Omnibus operators in St. Vincent and the Grenadines will each receive a temporary subsidy of at least EC$500 a month in light of the law mandating that they halve their ridership for one month in light of the spike of COVID-19 cases.
This was agreed at a meeting between the government and representatives of minibus operators on Tuesday.
“I told them that we will give them a subsidy, a temporary subsidy at a number not less than what they got last year. That’s what I told them. I’m not a beast. I overs (understand) what’s happening and despite the difficult circumstances, we have to help,” Prime Minister Ralph Gonsalves said on Wednesday.
Speaking on NBC Radio, Gonsalves noted that for two months last year, the government gave $500 monthly to 18-minibuses and EC$600 for larger buses.
“These regulations that we put in place, they have a subset clause — one month,” he said of the regulations that came into effect this month. We will see what will happen by the end of the month,” Gonsalves said.
On Monday, some omnibus operators from both the leeward and windward sides of St. Vincent withdrew their service and drove into Kingstown to highlight the impact of the regulations on their operations.
“… notice I’m not getting involved in the tactics of some minibus men of driving all the way come town, 15, 20 of them, and don’t give anybody any ride along the way and you drive slow coming down, humbugging other people on the road who want to move,” the prime minister said.
“I leave those things for other people to talk about.
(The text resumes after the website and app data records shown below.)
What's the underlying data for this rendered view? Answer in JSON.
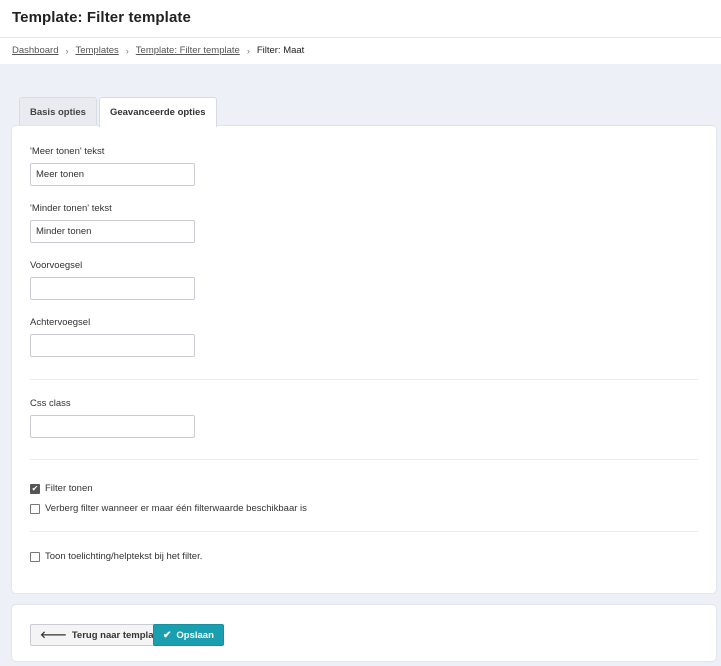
{
  "header": {
    "title": "Template: Filter template"
  },
  "breadcrumb": {
    "items": [
      "Dashboard",
      "Templates",
      "Template: Filter template"
    ],
    "current": "Filter: Maat",
    "separator": "›"
  },
  "tabs": [
    {
      "label": "Basis opties",
      "active": false
    },
    {
      "label": "Geavanceerde opties",
      "active": true
    }
  ],
  "form": {
    "meer_tonen": {
      "label": "'Meer tonen' tekst",
      "value": "Meer tonen"
    },
    "minder_tonen": {
      "label": "'Minder tonen' tekst",
      "value": "Minder tonen"
    },
    "voorvoegsel": {
      "label": "Voorvoegsel",
      "value": ""
    },
    "achtervoegsel": {
      "label": "Achtervoegsel",
      "value": ""
    },
    "css_class": {
      "label": "Css class",
      "value": ""
    },
    "filter_tonen": {
      "label": "Filter tonen",
      "checked": true
    },
    "verberg_filter": {
      "label": "Verberg filter wanneer er maar één filterwaarde beschikbaar is",
      "checked": false
    },
    "toon_toelichting": {
      "label": "Toon toelichting/helptekst bij het filter.",
      "checked": false
    }
  },
  "footer": {
    "back_label": "Terug naar template",
    "save_label": "Opslaan",
    "back_icon": "arrow-left-icon",
    "save_icon": "checkmark-icon"
  },
  "colors": {
    "primary": "#1a9fb0",
    "background": "#eef0f7"
  }
}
I spoke to them yesterday about it, but I’m not – that’s not what I am exercised about….
“But we will provide support, whether it’s for a month, whether it is for two months, further for this year, we have to determine that,” Gonsalves said.
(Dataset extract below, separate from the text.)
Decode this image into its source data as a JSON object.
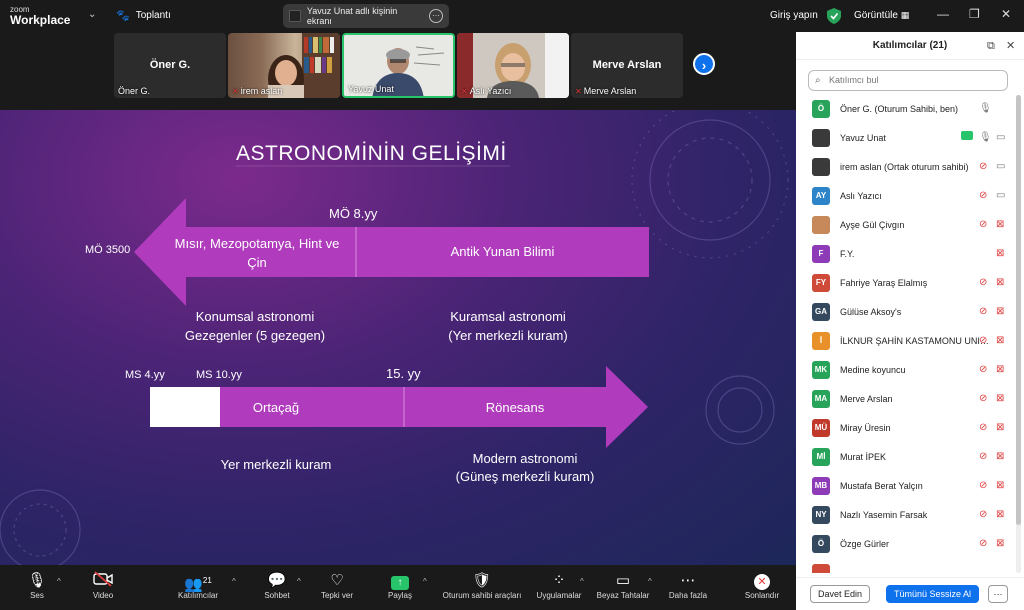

He said he had heard that some operators had said they wanted an answer before returning to service.
“I didn’t tell you to withdraw your service you know, and you can’t put a gun to my head, metaphorically, to tell me unless I answer you by a certain time you ain’t coming back on the road,” the prime minister said.
“I am sorry, I don’t function like that and the people who elect the government don’t expect me to function like that. I’ve a lot of friends who own minibuses, I’ve a family who own minibuses, constituents of mine own minibuses and I know that they are overwhelmingly good and decent people and some of these things, I’m sure they don’t agree with it. So if anybody believes they could put a metaphoric gun to me head…”
The prime minister appealed to minibus operators to return to service.
“I want to say to the brethren and sistren in the minibus, man listen, alyo just go on the road and do your thing nuh.”
He thanked those who continued to provide the service while their colleague pulled off the road on Monday.
“When times are good, the passengers are there for you, when you have a difficult time, try and squeeze and see how we can go nuh. It’s a small place. Leh we don’t ha’ all those unnecessary kinda bickering. We got too many serious problems not of our making,” the prime minister said.
“COVID came to us from outside. We have problems coming to us from outside. We going to add on top of them by having — what happen, we can’t rise above personal and sectional agendas? Nah, we goh do better than that. And that’s my plea.”